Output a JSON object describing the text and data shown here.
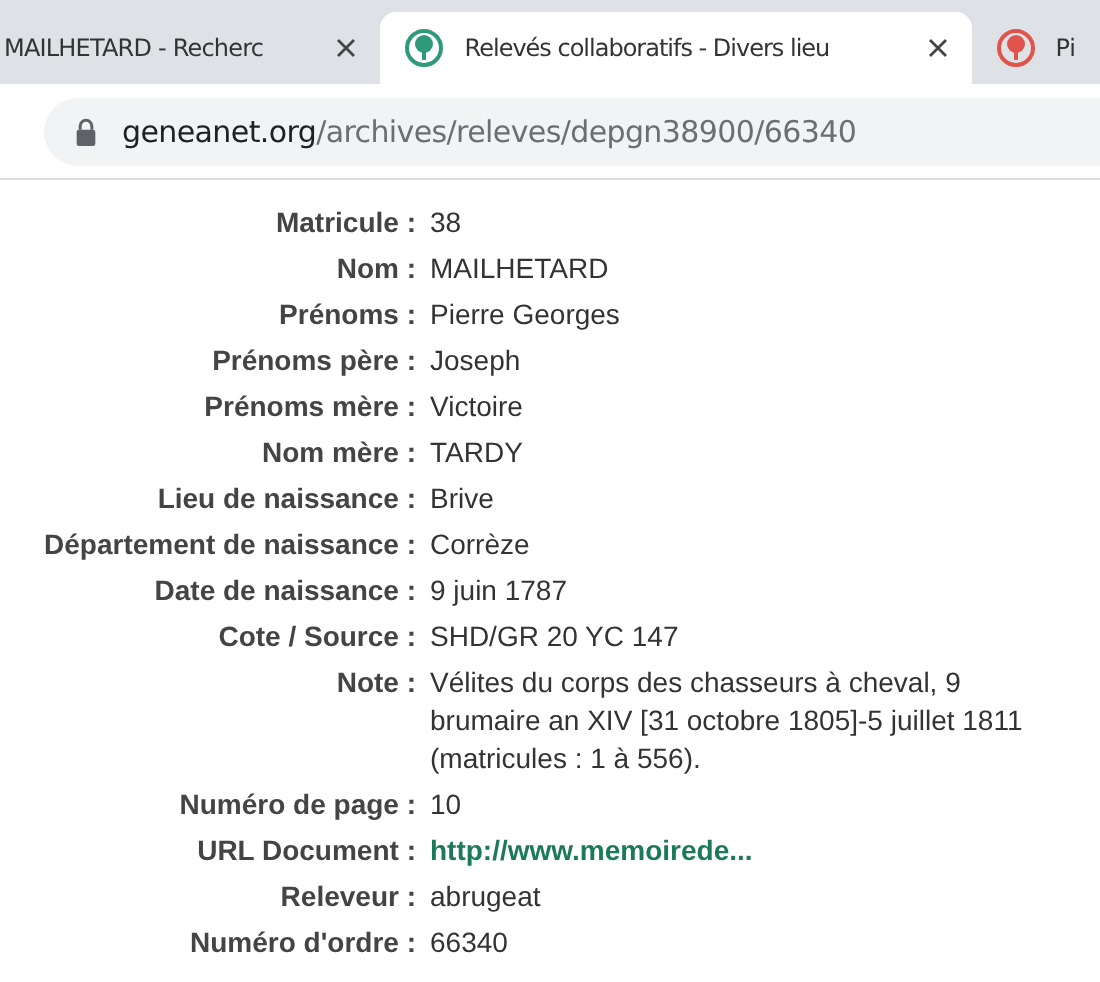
{
  "tabs": [
    {
      "title": "MAILHETARD - Recherc",
      "selected": false,
      "closable": true
    },
    {
      "title": "Relevés collaboratifs - Divers lieu",
      "color": "#2e9a7a",
      "selected": true,
      "closable": true
    },
    {
      "title": "Pi",
      "color": "#e0544b",
      "selected": false,
      "closable": false
    }
  ],
  "address_bar": {
    "domain": "geneanet.org",
    "path": "/archives/releves/depgn38900/66340"
  },
  "record": [
    {
      "label": "Matricule :",
      "value": "38",
      "kind": "text"
    },
    {
      "label": "Nom :",
      "value": "MAILHETARD",
      "kind": "text"
    },
    {
      "label": "Prénoms :",
      "value": "Pierre Georges",
      "kind": "text"
    },
    {
      "label": "Prénoms père :",
      "value": "Joseph",
      "kind": "text"
    },
    {
      "label": "Prénoms mère :",
      "value": "Victoire",
      "kind": "text"
    },
    {
      "label": "Nom mère :",
      "value": "TARDY",
      "kind": "text"
    },
    {
      "label": "Lieu de naissance :",
      "value": "Brive",
      "kind": "text"
    },
    {
      "label": "Département de naissance :",
      "value": "Corrèze",
      "kind": "text"
    },
    {
      "label": "Date de naissance :",
      "value": "9 juin 1787",
      "kind": "text"
    },
    {
      "label": "Cote / Source :",
      "value": "SHD/GR 20 YC 147",
      "kind": "text"
    },
    {
      "label": "Note :",
      "value": "Vélites du corps des chasseurs à cheval, 9 brumaire an XIV [31 octobre 1805]-5 juillet 1811 (matricules : 1 à 556).",
      "kind": "text"
    },
    {
      "label": "Numéro de page :",
      "value": "10",
      "kind": "text"
    },
    {
      "label": "URL Document :",
      "value": "http://www.memoirede...",
      "kind": "link"
    },
    {
      "label": "Releveur :",
      "value": "abrugeat",
      "kind": "text"
    },
    {
      "label": "Numéro d'ordre :",
      "value": "66340",
      "kind": "text"
    }
  ]
}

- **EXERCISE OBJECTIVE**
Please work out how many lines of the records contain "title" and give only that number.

- **ANSWER**
3